As the most recent BBC Trust Service Review concluded:
"Radio 3 is greatly valued by a relatively small but loyal audience who appreciate its intelligent, thoughtful and passionate tone and content. Radio 3 contributes significantly to the BBC’s public purposes through its focus on high-quality classical music and its breadth of output covering jazz, world music, arts and culture".
However, the key words above are "relatively small...audience". Astonishingly Radio 3 is only listened to by 4 per cent of the population each week giving it a market share of just 1.2 per cent.
'No More Room' says Ofcom...
At the beginning of the latest community radio licensing round Ofcom made a general statement about frequency availability:
"Identifying suitable FM frequencies in some areas has been difficult and, as stated when we invited expressions of interest, there are many parts of the UK where we will not be able to invite applications for FM licences due to the lack of suitable frequencies".
This situation has led to frustration and resentment amongst applicant groups in many areas and, as is often the case in the radio industry, members of the public are mystified by something for which there seems to be an obvious solution.
Has the time come to free up space for scores of new stations by removing BBC Radio 3 from FM?
Here's why we think this is the way forward:
Whenever change is mooted Radio 3 listeners tend to kick and scream. However, it is difficult to justify an argument in favour of preserving the status quo. How can it be right to willfully deprive hundreds of dedicated, passionate groups up and down the nation of realising their dream of applying for - and winning - a licence to serve their community?
We offer this to the DCMS for serious consideration in the belief that the beneficiaries would massively outnumber those inconvenienced. It would unburden Ofcom and help Community and small-scale Commercial Radio.

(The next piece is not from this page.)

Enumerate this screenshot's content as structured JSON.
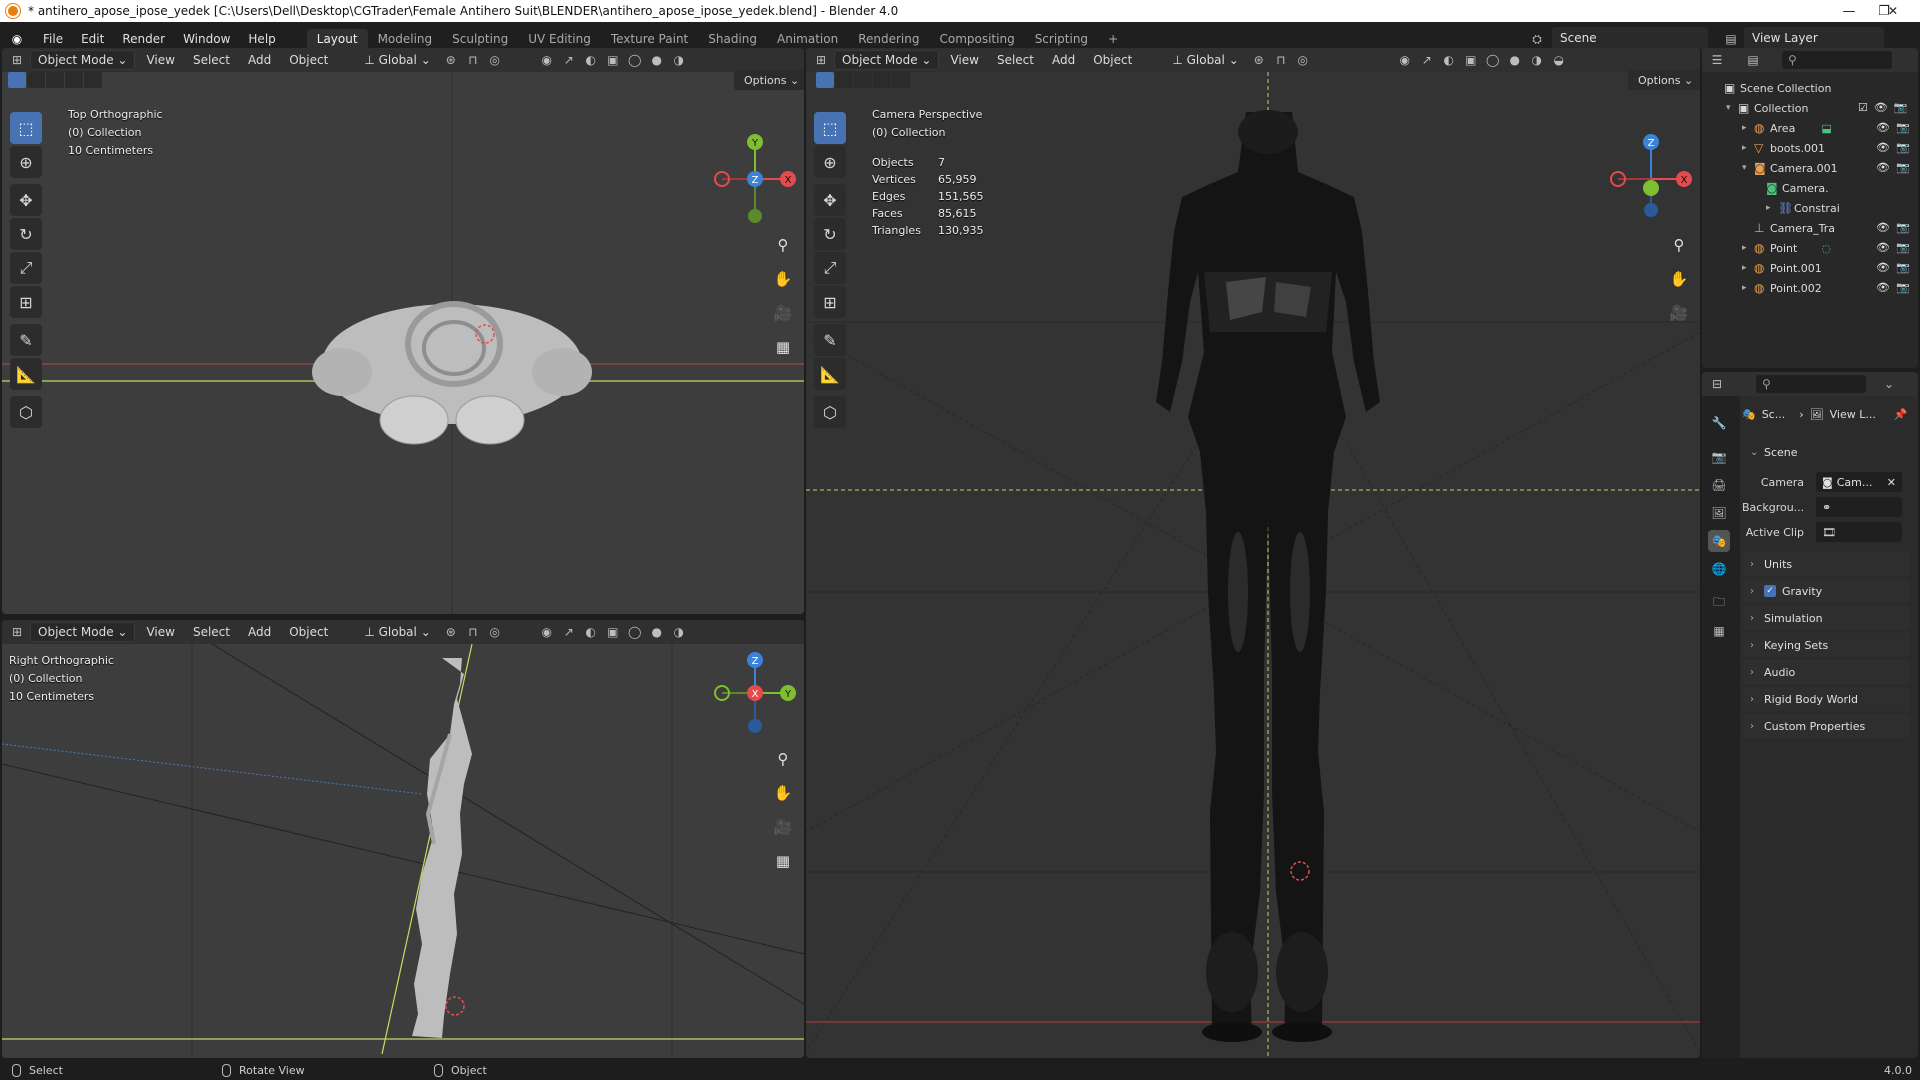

BBC Radio 3 would continue to do all the wonderful, culturally-enriching things it does as a digital only station. Ofcom could then get on with licensing new stations, providing a voice for local communities across the UK. This 'new force' in radio can then truly fill the vacuum left by the evolution of what was 'ILR' into quasi national brands.
In short, this could herald the renaissance of independent local radio. A diverse and engaging network of stations reflecting a mix of cultures and interests up and down the land.
As always, we welcome your comments.
The Radio People